» Data shown:
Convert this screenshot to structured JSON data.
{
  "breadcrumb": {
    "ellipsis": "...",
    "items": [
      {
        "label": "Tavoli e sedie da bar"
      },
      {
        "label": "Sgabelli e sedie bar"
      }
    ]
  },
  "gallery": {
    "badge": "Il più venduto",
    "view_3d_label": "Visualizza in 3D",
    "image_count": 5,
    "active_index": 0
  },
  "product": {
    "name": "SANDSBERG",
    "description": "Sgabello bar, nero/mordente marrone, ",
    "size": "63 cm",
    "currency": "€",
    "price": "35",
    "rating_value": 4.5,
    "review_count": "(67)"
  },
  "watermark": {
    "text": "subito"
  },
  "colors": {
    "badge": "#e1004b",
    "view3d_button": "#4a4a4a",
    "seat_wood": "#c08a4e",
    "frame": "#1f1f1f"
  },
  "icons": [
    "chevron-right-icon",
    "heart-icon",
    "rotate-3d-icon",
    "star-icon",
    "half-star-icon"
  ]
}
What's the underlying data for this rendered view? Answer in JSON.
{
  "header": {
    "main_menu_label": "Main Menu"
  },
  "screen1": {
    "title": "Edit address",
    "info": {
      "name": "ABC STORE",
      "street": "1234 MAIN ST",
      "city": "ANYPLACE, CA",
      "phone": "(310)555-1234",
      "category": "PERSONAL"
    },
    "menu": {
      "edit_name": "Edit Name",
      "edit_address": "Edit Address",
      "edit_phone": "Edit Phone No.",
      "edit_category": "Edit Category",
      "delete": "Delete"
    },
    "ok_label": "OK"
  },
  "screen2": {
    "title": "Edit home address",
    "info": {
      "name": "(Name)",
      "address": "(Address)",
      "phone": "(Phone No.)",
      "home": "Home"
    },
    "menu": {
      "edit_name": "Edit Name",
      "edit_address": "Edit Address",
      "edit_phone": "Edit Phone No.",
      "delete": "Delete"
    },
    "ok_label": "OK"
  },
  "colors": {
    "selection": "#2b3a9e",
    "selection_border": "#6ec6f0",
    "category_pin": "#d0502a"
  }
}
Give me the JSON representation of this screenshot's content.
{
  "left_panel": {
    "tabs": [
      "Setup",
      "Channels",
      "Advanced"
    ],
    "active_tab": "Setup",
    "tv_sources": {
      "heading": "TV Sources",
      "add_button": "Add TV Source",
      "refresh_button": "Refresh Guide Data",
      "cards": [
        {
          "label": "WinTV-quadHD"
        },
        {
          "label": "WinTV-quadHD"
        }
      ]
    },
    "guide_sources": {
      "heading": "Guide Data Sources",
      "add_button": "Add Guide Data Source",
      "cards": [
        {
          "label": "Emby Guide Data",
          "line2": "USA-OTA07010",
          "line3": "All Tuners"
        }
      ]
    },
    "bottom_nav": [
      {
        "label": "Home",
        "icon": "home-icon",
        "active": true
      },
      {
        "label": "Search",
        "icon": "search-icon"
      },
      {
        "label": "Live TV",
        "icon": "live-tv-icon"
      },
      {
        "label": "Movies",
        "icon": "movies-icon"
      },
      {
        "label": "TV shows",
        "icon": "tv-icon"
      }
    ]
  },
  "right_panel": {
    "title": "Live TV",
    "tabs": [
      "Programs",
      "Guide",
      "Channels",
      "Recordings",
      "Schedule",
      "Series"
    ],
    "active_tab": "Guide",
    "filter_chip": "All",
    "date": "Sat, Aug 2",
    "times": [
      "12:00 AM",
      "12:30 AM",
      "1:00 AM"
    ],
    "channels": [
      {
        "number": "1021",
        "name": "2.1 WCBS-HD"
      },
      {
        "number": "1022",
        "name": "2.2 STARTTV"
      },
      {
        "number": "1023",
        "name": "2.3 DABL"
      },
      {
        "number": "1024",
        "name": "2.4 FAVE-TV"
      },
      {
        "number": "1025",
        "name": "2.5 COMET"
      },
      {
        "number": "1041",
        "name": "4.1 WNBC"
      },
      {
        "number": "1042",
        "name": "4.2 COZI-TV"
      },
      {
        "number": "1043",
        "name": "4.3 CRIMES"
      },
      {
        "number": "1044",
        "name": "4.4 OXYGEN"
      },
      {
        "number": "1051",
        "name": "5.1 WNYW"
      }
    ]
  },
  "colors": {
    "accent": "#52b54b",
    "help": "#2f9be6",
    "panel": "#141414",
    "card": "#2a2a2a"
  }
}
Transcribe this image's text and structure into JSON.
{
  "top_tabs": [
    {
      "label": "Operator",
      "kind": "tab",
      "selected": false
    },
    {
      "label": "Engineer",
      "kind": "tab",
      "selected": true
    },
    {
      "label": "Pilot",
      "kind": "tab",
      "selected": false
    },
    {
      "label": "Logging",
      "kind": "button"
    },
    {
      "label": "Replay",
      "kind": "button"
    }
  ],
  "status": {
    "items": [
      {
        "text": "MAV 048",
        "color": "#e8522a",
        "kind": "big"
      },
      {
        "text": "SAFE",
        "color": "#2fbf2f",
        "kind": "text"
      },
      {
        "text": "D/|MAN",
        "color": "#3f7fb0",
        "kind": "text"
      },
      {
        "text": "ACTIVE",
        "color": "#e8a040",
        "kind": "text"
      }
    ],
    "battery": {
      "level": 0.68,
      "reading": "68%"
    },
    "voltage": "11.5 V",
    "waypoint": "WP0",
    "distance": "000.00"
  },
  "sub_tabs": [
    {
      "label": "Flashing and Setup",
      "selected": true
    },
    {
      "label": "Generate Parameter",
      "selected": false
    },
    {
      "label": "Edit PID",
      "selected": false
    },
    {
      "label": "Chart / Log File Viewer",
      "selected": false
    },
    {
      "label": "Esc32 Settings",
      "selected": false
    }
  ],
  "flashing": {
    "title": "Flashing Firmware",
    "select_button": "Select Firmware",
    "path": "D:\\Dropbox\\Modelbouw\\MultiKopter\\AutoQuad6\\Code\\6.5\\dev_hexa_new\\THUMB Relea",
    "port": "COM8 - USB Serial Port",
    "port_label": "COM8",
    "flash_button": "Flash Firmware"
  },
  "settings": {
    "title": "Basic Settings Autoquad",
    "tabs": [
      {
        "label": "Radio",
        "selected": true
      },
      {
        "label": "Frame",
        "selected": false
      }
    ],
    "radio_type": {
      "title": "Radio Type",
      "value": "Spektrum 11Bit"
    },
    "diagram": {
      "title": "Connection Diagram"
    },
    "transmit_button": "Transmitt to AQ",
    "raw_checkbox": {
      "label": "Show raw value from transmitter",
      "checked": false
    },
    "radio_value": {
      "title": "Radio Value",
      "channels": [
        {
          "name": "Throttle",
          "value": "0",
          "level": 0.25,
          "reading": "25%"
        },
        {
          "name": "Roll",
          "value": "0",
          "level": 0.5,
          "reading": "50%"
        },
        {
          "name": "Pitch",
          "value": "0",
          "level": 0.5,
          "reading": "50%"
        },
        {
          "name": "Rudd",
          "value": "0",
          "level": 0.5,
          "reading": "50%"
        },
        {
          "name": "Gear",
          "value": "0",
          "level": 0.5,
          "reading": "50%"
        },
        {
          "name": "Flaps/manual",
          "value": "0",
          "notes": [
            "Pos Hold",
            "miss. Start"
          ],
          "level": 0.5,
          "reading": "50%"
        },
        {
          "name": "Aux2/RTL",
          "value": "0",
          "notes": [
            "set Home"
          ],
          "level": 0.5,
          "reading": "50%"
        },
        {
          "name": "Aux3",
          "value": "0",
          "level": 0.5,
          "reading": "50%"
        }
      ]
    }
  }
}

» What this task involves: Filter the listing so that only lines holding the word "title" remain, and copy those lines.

» Reply:
    "title": "Edit address",
    "title": "Edit home address",
    "title": "Live TV",
    "title": "Flashing Firmware",
    "title": "Basic Settings Autoquad",
      "title": "Radio Type",
      "title": "Connection Diagram"
      "title": "Radio Value",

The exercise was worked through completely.